Ms Stone said she had passed roadworks and was following a DAF truck: “There were a couple of cars in front of me and a truck. There was a long line of traffic. I was doing about 45mph. I had a clear view of on-coming traffic. I checked my mirrors. I put my signal on and began to move out into the middle of the road to start my over take. I was half way passed the truck around the centre when I was struck by the Peugeot. At the moment of impact my car was not pushed at all.”

Ms Stone wept as she said “I saw blue to the right and I saw Jennie driving. I saw her blonde hair. I twigged almost instantly. Jennie did not turn and look at me. Not at all. Jennie’s car was moving faster than mine. The two cars struck. Jennie’s car instantly shot across the road. I thought the truck was going to hit her. I saw Jennies car go onto the grass and strike the tree.”

The jury has been told Ms Stone ran to the tree as a lorry driver said to her: “That was a big one!” She replied: “That was my sister!” and began to cry. She became hysterical shouting and running to anyone. She shouted: “Jennie, Jennie what have you done it for? I didn’t see you! What have you done it for?”

Ms Stone told the jury: “I ran back down towards the tree. I wanted to get to Jennie. I saw her in the car. I was screaming. I tried to go near her. I wanted to be with Jennie. Nobody was with her she was on her own.”

The court heard Ms Stone had told police Jennie was a fast driver. She said: “I was in her car when she had an accident and she was in the wrong. She held her hand up. It was a big risk and she frightened me when she did it. In my opinion she was a very quick driver and did take a lot of risks. I never felt comfortable with it. I refused to let her driver my car. Other people have made comments to my family, friends and parents. She has always been a sort of speed demon.”

Cross-examining Crown barrister Jonathan Sharp said: “I am going to suggest it would be quiet wrong to suggest her previous driving history is relevant to her speed on this day.

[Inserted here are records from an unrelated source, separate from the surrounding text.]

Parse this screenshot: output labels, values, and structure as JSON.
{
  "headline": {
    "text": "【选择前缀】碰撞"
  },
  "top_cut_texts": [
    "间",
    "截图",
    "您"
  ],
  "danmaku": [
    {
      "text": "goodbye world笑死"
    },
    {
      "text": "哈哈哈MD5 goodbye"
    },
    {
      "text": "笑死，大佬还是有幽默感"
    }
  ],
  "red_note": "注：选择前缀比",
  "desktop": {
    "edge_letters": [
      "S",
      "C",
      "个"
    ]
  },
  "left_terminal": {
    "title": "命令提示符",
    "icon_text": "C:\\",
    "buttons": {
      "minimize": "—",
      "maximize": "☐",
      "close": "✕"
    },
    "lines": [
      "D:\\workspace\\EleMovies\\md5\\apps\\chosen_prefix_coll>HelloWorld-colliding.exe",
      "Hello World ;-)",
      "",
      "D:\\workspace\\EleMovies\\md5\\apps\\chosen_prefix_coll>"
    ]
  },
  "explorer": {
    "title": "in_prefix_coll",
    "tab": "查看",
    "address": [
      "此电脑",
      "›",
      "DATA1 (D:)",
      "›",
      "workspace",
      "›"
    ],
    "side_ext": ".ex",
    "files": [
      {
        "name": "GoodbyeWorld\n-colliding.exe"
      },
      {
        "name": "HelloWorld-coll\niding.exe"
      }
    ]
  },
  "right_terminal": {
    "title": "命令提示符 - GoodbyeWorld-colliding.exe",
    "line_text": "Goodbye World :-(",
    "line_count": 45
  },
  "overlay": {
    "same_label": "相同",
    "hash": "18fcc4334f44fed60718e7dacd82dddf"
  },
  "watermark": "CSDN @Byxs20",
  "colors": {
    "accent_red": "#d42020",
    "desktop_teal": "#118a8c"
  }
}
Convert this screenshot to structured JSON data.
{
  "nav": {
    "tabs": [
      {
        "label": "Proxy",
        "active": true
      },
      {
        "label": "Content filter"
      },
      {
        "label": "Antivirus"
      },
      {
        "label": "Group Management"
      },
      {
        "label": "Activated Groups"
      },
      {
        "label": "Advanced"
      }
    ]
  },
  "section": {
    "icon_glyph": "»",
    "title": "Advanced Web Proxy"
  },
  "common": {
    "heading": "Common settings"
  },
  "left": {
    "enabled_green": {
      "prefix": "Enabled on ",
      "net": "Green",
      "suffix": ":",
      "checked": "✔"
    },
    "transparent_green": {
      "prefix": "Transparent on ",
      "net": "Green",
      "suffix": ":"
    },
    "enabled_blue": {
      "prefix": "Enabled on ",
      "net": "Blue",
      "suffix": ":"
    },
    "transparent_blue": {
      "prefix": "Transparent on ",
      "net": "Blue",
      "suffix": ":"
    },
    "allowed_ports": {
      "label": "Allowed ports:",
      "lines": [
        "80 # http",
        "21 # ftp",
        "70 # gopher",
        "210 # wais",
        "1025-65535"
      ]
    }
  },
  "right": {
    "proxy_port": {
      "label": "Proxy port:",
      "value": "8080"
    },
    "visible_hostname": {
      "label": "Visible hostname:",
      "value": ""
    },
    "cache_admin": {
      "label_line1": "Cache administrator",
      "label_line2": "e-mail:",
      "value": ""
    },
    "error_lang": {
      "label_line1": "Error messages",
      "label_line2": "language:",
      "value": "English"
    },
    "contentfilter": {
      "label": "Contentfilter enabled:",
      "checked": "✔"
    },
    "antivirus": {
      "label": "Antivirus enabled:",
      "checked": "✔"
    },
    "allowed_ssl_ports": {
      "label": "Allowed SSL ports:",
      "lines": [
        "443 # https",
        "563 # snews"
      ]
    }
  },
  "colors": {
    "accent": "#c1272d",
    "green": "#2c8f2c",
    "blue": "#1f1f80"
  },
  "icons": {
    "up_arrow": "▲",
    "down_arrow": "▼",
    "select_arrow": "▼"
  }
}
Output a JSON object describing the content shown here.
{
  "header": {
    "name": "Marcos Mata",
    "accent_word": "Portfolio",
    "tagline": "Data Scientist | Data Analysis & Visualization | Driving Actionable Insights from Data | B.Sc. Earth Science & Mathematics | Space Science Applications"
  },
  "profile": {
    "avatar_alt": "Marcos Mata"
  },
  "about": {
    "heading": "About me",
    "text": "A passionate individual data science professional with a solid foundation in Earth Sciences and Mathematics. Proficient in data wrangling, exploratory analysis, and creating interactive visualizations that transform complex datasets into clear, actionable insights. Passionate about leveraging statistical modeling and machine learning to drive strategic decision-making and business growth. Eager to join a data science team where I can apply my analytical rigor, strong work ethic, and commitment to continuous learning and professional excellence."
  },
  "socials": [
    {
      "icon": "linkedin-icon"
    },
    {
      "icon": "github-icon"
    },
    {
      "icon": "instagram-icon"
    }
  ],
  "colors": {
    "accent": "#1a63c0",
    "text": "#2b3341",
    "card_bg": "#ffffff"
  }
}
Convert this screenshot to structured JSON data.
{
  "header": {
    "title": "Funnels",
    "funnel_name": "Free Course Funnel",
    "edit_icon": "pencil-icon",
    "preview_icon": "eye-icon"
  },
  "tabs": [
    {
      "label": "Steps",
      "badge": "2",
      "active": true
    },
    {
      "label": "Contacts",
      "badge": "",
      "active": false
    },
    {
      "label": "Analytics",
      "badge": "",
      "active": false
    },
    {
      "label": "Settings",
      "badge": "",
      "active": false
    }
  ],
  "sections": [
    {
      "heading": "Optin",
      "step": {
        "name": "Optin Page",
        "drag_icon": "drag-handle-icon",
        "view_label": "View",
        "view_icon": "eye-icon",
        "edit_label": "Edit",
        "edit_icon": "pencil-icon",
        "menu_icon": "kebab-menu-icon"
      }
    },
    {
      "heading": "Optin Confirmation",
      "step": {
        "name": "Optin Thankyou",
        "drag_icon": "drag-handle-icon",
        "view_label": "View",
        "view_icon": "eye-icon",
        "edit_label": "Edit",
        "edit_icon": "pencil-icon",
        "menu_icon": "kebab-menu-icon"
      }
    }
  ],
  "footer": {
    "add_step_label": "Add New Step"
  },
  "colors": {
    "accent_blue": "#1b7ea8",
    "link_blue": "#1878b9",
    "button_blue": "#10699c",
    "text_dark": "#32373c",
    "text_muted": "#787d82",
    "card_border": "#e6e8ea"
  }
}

Given the loss of your brother last June if there was any suggestion that it could happen again you would not have got in her car? Ms Stone said she would. She said: “If it was risky I would tell her off.”